> [Instructions to follow]: Give back the records below verbatim, please, but without a single image.

> [Data for analysis]:
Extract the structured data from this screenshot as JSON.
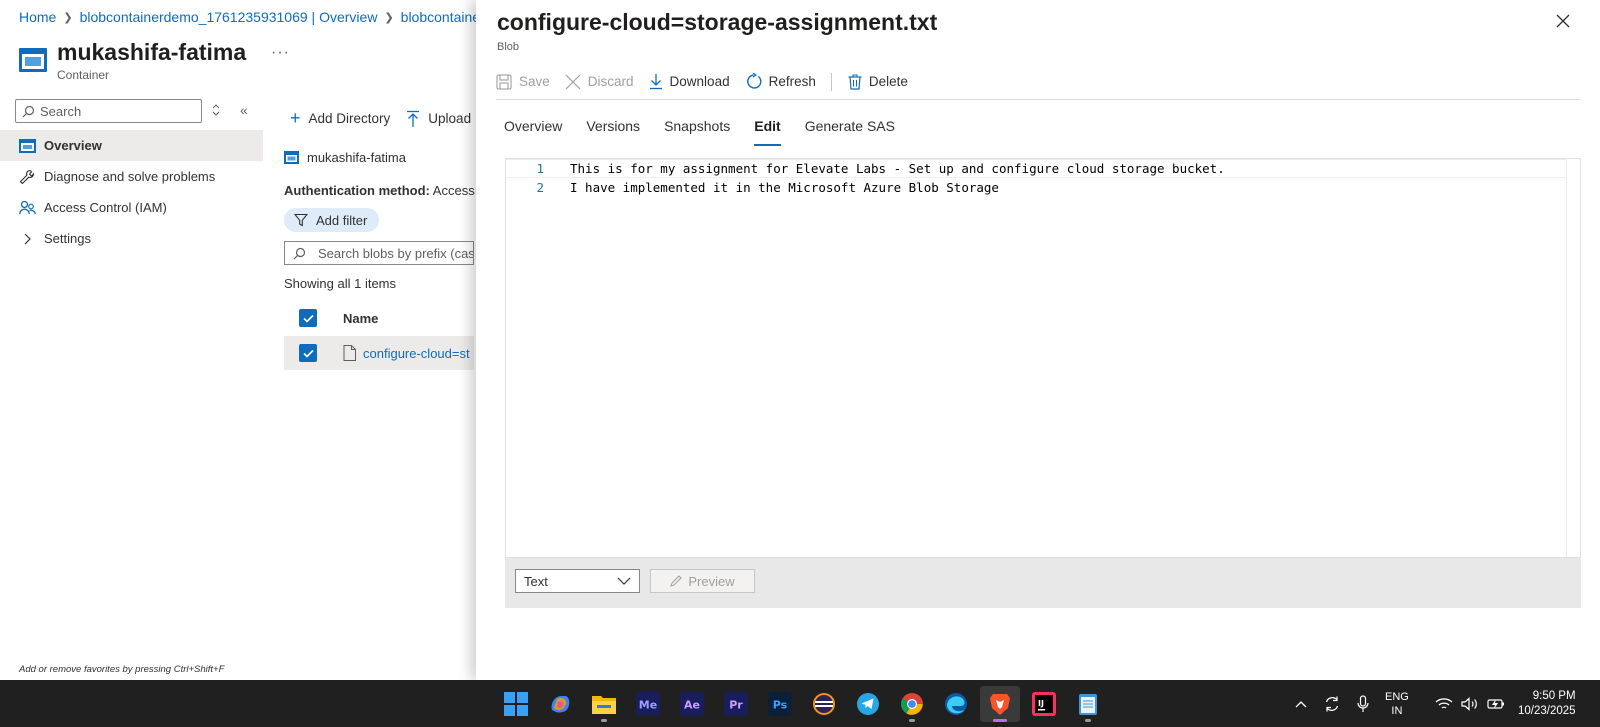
{
  "breadcrumb": [
    "Home",
    "blobcontainerdemo_1761235931069 | Overview",
    "blobcontainer"
  ],
  "resource": {
    "name": "mukashifa-fatima",
    "type": "Container",
    "more": "···"
  },
  "sidebar": {
    "search_placeholder": "Search",
    "items": [
      {
        "label": "Overview",
        "icon": "container-icon",
        "active": true
      },
      {
        "label": "Diagnose and solve problems",
        "icon": "wrench-icon"
      },
      {
        "label": "Access Control (IAM)",
        "icon": "people-icon"
      },
      {
        "label": "Settings",
        "icon": "chevron-right-icon"
      }
    ],
    "favorites_hint": "Add or remove favorites by pressing Ctrl+Shift+F"
  },
  "container": {
    "toolbar": {
      "add_directory": "Add Directory",
      "upload": "Upload"
    },
    "name": "mukashifa-fatima",
    "auth_label": "Authentication method:",
    "auth_value": "Access k",
    "add_filter": "Add filter",
    "search_placeholder": "Search blobs by prefix (case",
    "showing": "Showing all 1 items",
    "column_name": "Name",
    "rows": [
      {
        "name": "configure-cloud=st"
      }
    ]
  },
  "panel": {
    "title": "configure-cloud=storage-assignment.txt",
    "subtitle": "Blob",
    "toolbar": {
      "save": "Save",
      "discard": "Discard",
      "download": "Download",
      "refresh": "Refresh",
      "delete": "Delete"
    },
    "tabs": [
      "Overview",
      "Versions",
      "Snapshots",
      "Edit",
      "Generate SAS"
    ],
    "active_tab": "Edit",
    "editor": {
      "lines": [
        {
          "num": "1",
          "text": "This is for my assignment for Elevate Labs - Set up and configure cloud storage bucket."
        },
        {
          "num": "2",
          "text": "I have implemented it in the Microsoft Azure Blob Storage"
        }
      ]
    },
    "footer": {
      "format": "Text",
      "preview": "Preview"
    }
  },
  "taskbar": {
    "apps": [
      "windows-start",
      "copilot",
      "file-explorer",
      "media-encoder",
      "after-effects",
      "premiere-pro",
      "photoshop",
      "eclipse",
      "telegram",
      "chrome",
      "edge",
      "brave",
      "intellij",
      "notepad"
    ],
    "tray": {
      "lang": "ENG",
      "region": "IN",
      "time": "9:50 PM",
      "date": "10/23/2025"
    },
    "colors": {
      "brand_blue": "#0f6cbd"
    }
  }
}
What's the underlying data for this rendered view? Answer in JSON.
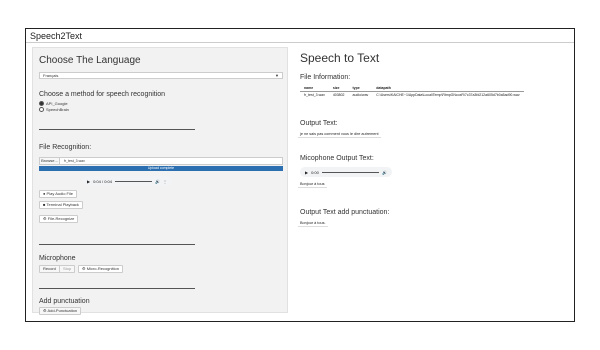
{
  "app": {
    "title": "Speech2Text"
  },
  "left": {
    "language_heading": "Choose The Language",
    "language_select": {
      "value": "Français"
    },
    "method_heading": "Choose a method for speech recognition",
    "methods": [
      "API_Google",
      "SpeechBrain"
    ],
    "file_recognition_heading": "File Recognition:",
    "browse_label": "Browse...",
    "file_name": "fr_test_3.wav",
    "upload_status": "Upload complete",
    "audio": {
      "time": "0:04 / 0:04"
    },
    "play_audio_label": "Play Audio File",
    "terminal_playback_label": "Terminal Playback",
    "file_recognize_label": "File-Recognize",
    "microphone_heading": "Microphone",
    "record_label": "Record",
    "stop_label": "Stop",
    "mic_recognize_label": "Micro-Recognition",
    "punctuation_heading": "Add punctuation",
    "add_punctuation_label": "Add-Punctuation"
  },
  "right": {
    "title": "Speech to Text",
    "file_info_heading": "File Information:",
    "table": {
      "headers": [
        "name",
        "size",
        "type",
        "datapath"
      ],
      "row": [
        "fr_test_3.wav",
        "403802",
        "audio/wav",
        "C:\\Users\\KAICHE~1\\AppData\\Local\\Temp\\RtmpGNcoxR\\7c37a3fd212a605d7b0a5ad90.wav"
      ]
    },
    "output_text_heading": "Output Text:",
    "output_text": "je ne sais pas comment vous le dire autrement",
    "mic_output_heading": "Micophone Output Text:",
    "mic_audio": {
      "time": "0:00"
    },
    "mic_output_text": "Bonjour à tous",
    "punct_output_heading": "Output Text add punctuation:",
    "punct_output_text": "Bonjour à tous."
  }
}
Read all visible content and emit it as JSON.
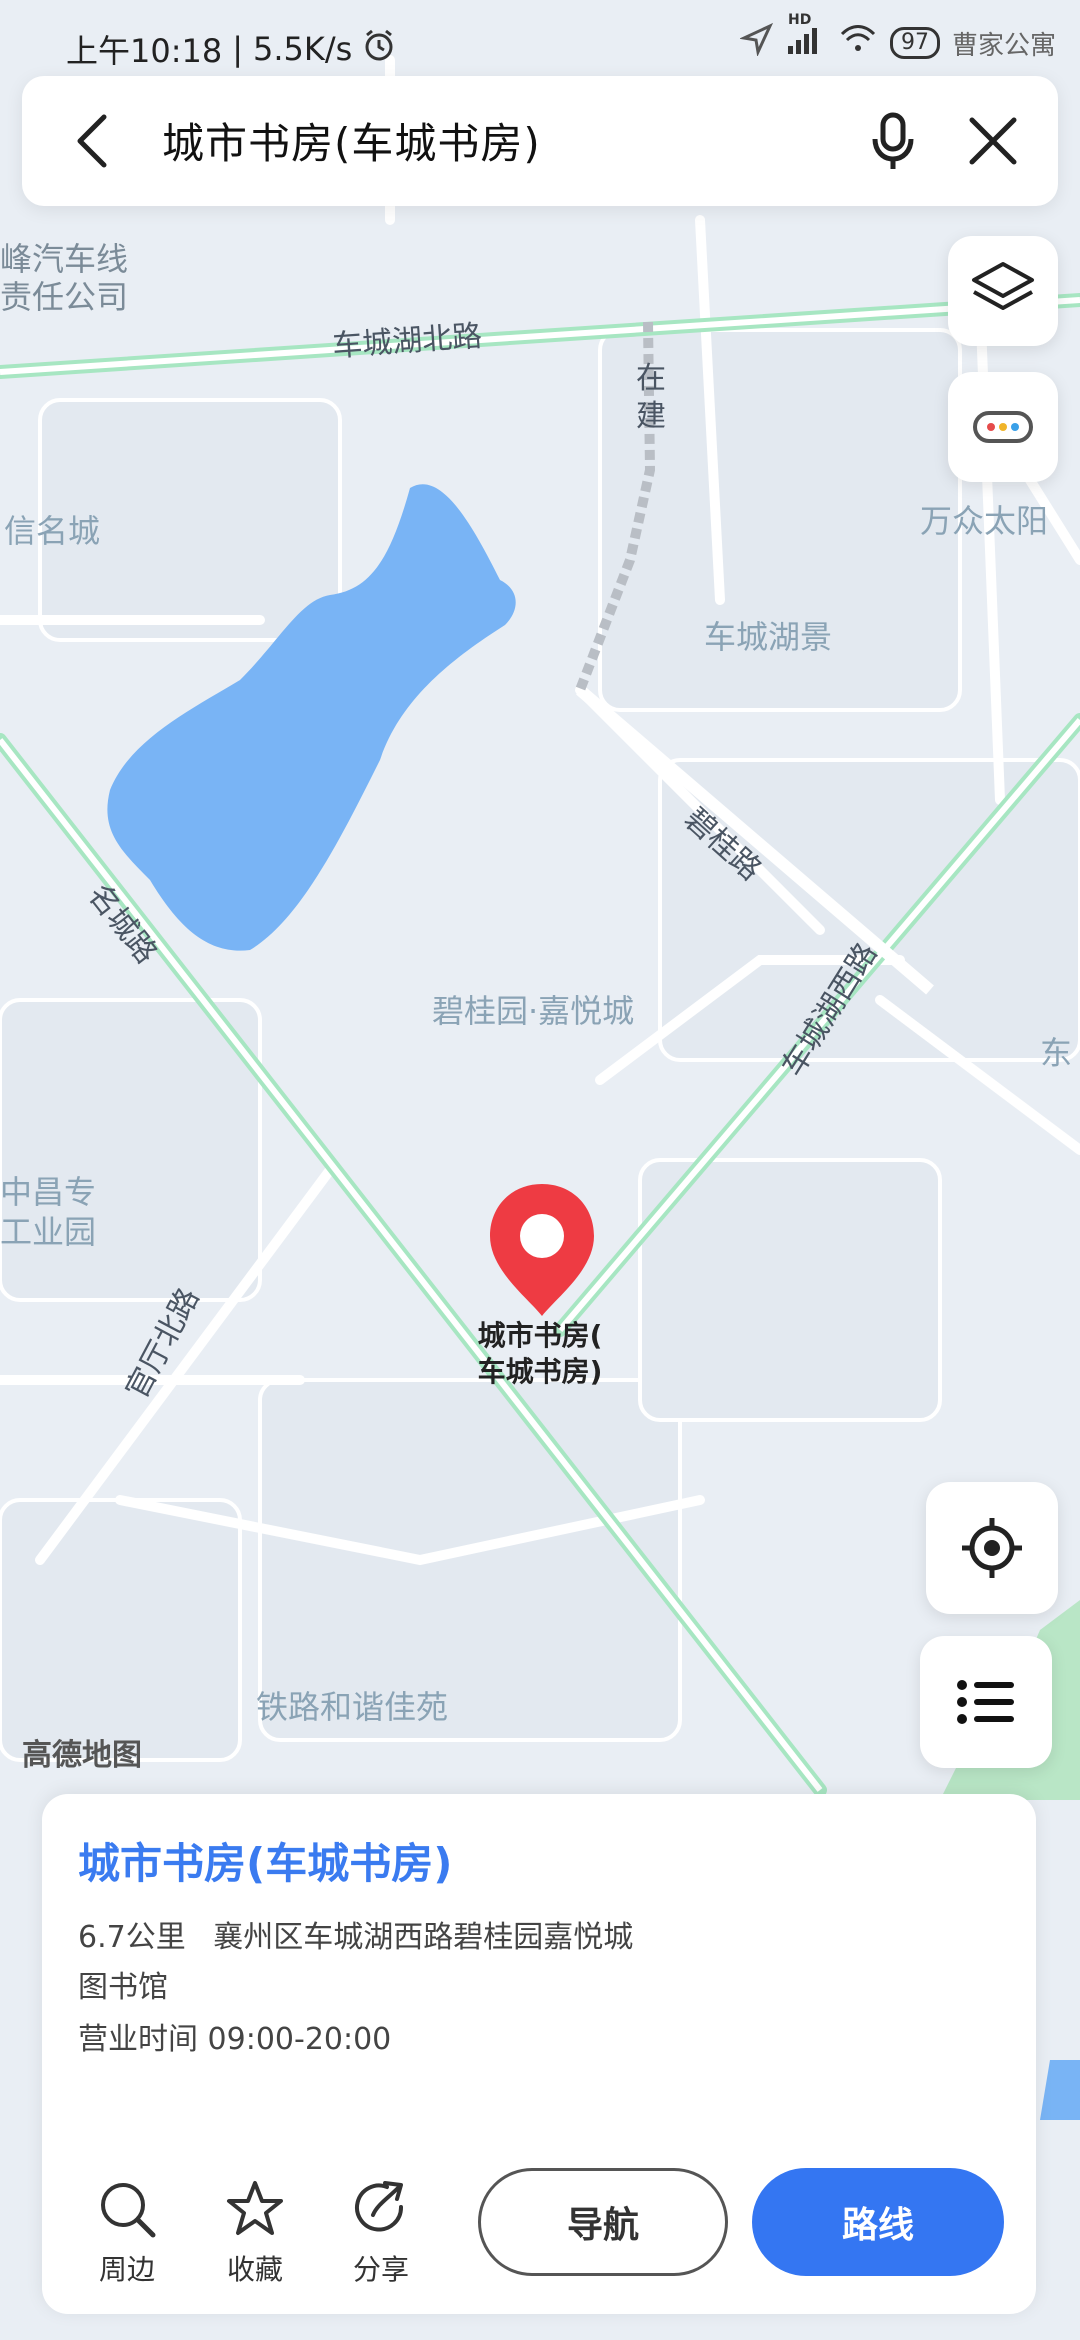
{
  "status_bar": {
    "time": "上午10:18",
    "speed": "5.5K/s",
    "battery": "97",
    "net_label": "HD",
    "overlay_text": "曹家公寓"
  },
  "search": {
    "query": "城市书房(车城书房)"
  },
  "map": {
    "labels": {
      "company": "峰汽车线\n责任公司",
      "xinming": "信名城",
      "wanzhong": "万众太阳",
      "chechenghujing": "车城湖景",
      "biguiyuan": "碧桂园·嘉悦城",
      "dong": "东",
      "changzhuan": "中昌专\n工业园",
      "tielu": "铁路和谐佳苑"
    },
    "roads": {
      "chechenghubeilu": "车城湖北路",
      "zaijian": "在建",
      "biguilu": "碧桂路",
      "chechenghuxilu": "车城湖西路",
      "mingchenglu": "名城路",
      "guantingbeilu": "官厅北路"
    },
    "watermark": "高德地图",
    "pin_label_line1": "城市书房(",
    "pin_label_line2": "车城书房)"
  },
  "card": {
    "title": "城市书房(车城书房)",
    "distance": "6.7公里",
    "address": "襄州区车城湖西路碧桂园嘉悦城",
    "category": "图书馆",
    "hours": "营业时间 09:00-20:00",
    "actions": {
      "nearby": "周边",
      "favorite": "收藏",
      "share": "分享"
    },
    "navigate_label": "导航",
    "route_label": "路线"
  },
  "colors": {
    "accent": "#3476f2",
    "title_blue": "#3a7bf0",
    "pin_red": "#ee3b43",
    "water": "#79b4f5",
    "road_green": "#a7e6c2"
  },
  "icons": [
    "back-icon",
    "mic-icon",
    "close-icon",
    "layers-icon",
    "more-icon",
    "locate-icon",
    "list-icon",
    "search-icon",
    "star-icon",
    "share-icon",
    "pin-icon",
    "alarm-icon",
    "location-arrow-icon",
    "signal-icon",
    "wifi-icon"
  ]
}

> [Solution]:
Extract the structured data from this screenshot as JSON.
{
  "breadcrumb": [
    "Home",
    "blobcontainerdemo_1761235931069 | Overview",
    "blobcontainer"
  ],
  "resource": {
    "name": "mukashifa-fatima",
    "type": "Container",
    "more": "···"
  },
  "sidebar": {
    "search_placeholder": "Search",
    "items": [
      {
        "label": "Overview",
        "icon": "container-icon",
        "active": true
      },
      {
        "label": "Diagnose and solve problems",
        "icon": "wrench-icon"
      },
      {
        "label": "Access Control (IAM)",
        "icon": "people-icon"
      },
      {
        "label": "Settings",
        "icon": "chevron-right-icon"
      }
    ],
    "favorites_hint": "Add or remove favorites by pressing Ctrl+Shift+F"
  },
  "container": {
    "toolbar": {
      "add_directory": "Add Directory",
      "upload": "Upload"
    },
    "name": "mukashifa-fatima",
    "auth_label": "Authentication method:",
    "auth_value": "Access k",
    "add_filter": "Add filter",
    "search_placeholder": "Search blobs by prefix (case",
    "showing": "Showing all 1 items",
    "column_name": "Name",
    "rows": [
      {
        "name": "configure-cloud=st"
      }
    ]
  },
  "panel": {
    "title": "configure-cloud=storage-assignment.txt",
    "subtitle": "Blob",
    "toolbar": {
      "save": "Save",
      "discard": "Discard",
      "download": "Download",
      "refresh": "Refresh",
      "delete": "Delete"
    },
    "tabs": [
      "Overview",
      "Versions",
      "Snapshots",
      "Edit",
      "Generate SAS"
    ],
    "active_tab": "Edit",
    "editor": {
      "lines": [
        {
          "num": "1",
          "text": "This is for my assignment for Elevate Labs - Set up and configure cloud storage bucket."
        },
        {
          "num": "2",
          "text": "I have implemented it in the Microsoft Azure Blob Storage"
        }
      ]
    },
    "footer": {
      "format": "Text",
      "preview": "Preview"
    }
  },
  "taskbar": {
    "apps": [
      "windows-start",
      "copilot",
      "file-explorer",
      "media-encoder",
      "after-effects",
      "premiere-pro",
      "photoshop",
      "eclipse",
      "telegram",
      "chrome",
      "edge",
      "brave",
      "intellij",
      "notepad"
    ],
    "tray": {
      "lang": "ENG",
      "region": "IN",
      "time": "9:50 PM",
      "date": "10/23/2025"
    },
    "colors": {
      "brand_blue": "#0f6cbd"
    }
  }
}
What's the underlying data for this rendered view? Answer in JSON.
{
  "app": {
    "title": "Speech2Text"
  },
  "left": {
    "language_heading": "Choose The Language",
    "language_select": {
      "value": "Français"
    },
    "method_heading": "Choose a method for speech recognition",
    "methods": [
      "API_Google",
      "SpeechBrain"
    ],
    "file_recognition_heading": "File Recognition:",
    "browse_label": "Browse...",
    "file_name": "fr_test_3.wav",
    "upload_status": "Upload complete",
    "audio": {
      "time": "0:04 / 0:04"
    },
    "play_audio_label": "Play Audio File",
    "terminal_playback_label": "Terminal Playback",
    "file_recognize_label": "File-Recognize",
    "microphone_heading": "Microphone",
    "record_label": "Record",
    "stop_label": "Stop",
    "mic_recognize_label": "Micro-Recognition",
    "punctuation_heading": "Add punctuation",
    "add_punctuation_label": "Add-Punctuation"
  },
  "right": {
    "title": "Speech to Text",
    "file_info_heading": "File Information:",
    "table": {
      "headers": [
        "name",
        "size",
        "type",
        "datapath"
      ],
      "row": [
        "fr_test_3.wav",
        "403802",
        "audio/wav",
        "C:\\Users\\KAICHE~1\\AppData\\Local\\Temp\\RtmpGNcoxR\\7c37a3fd212a605d7b0a5ad90.wav"
      ]
    },
    "output_text_heading": "Output Text:",
    "output_text": "je ne sais pas comment vous le dire autrement",
    "mic_output_heading": "Micophone Output Text:",
    "mic_audio": {
      "time": "0:00"
    },
    "mic_output_text": "Bonjour à tous",
    "punct_output_heading": "Output Text add punctuation:",
    "punct_output_text": "Bonjour à tous."
  }
}
Read all visible content and emit it as JSON.
{
  "status_bar": {
    "time": "上午10:18",
    "speed": "5.5K/s",
    "battery": "97",
    "net_label": "HD",
    "overlay_text": "曹家公寓"
  },
  "search": {
    "query": "城市书房(车城书房)"
  },
  "map": {
    "labels": {
      "company": "峰汽车线\n责任公司",
      "xinming": "信名城",
      "wanzhong": "万众太阳",
      "chechenghujing": "车城湖景",
      "biguiyuan": "碧桂园·嘉悦城",
      "dong": "东",
      "changzhuan": "中昌专\n工业园",
      "tielu": "铁路和谐佳苑"
    },
    "roads": {
      "chechenghubeilu": "车城湖北路",
      "zaijian": "在建",
      "biguilu": "碧桂路",
      "chechenghuxilu": "车城湖西路",
      "mingchenglu": "名城路",
      "guantingbeilu": "官厅北路"
    },
    "watermark": "高德地图",
    "pin_label_line1": "城市书房(",
    "pin_label_line2": "车城书房)"
  },
  "card": {
    "title": "城市书房(车城书房)",
    "distance": "6.7公里",
    "address": "襄州区车城湖西路碧桂园嘉悦城",
    "category": "图书馆",
    "hours": "营业时间 09:00-20:00",
    "actions": {
      "nearby": "周边",
      "favorite": "收藏",
      "share": "分享"
    },
    "navigate_label": "导航",
    "route_label": "路线"
  },
  "colors": {
    "accent": "#3476f2",
    "title_blue": "#3a7bf0",
    "pin_red": "#ee3b43",
    "water": "#79b4f5",
    "road_green": "#a7e6c2"
  },
  "icons": [
    "back-icon",
    "mic-icon",
    "close-icon",
    "layers-icon",
    "more-icon",
    "locate-icon",
    "list-icon",
    "search-icon",
    "star-icon",
    "share-icon",
    "pin-icon",
    "alarm-icon",
    "location-arrow-icon",
    "signal-icon",
    "wifi-icon"
  ]
}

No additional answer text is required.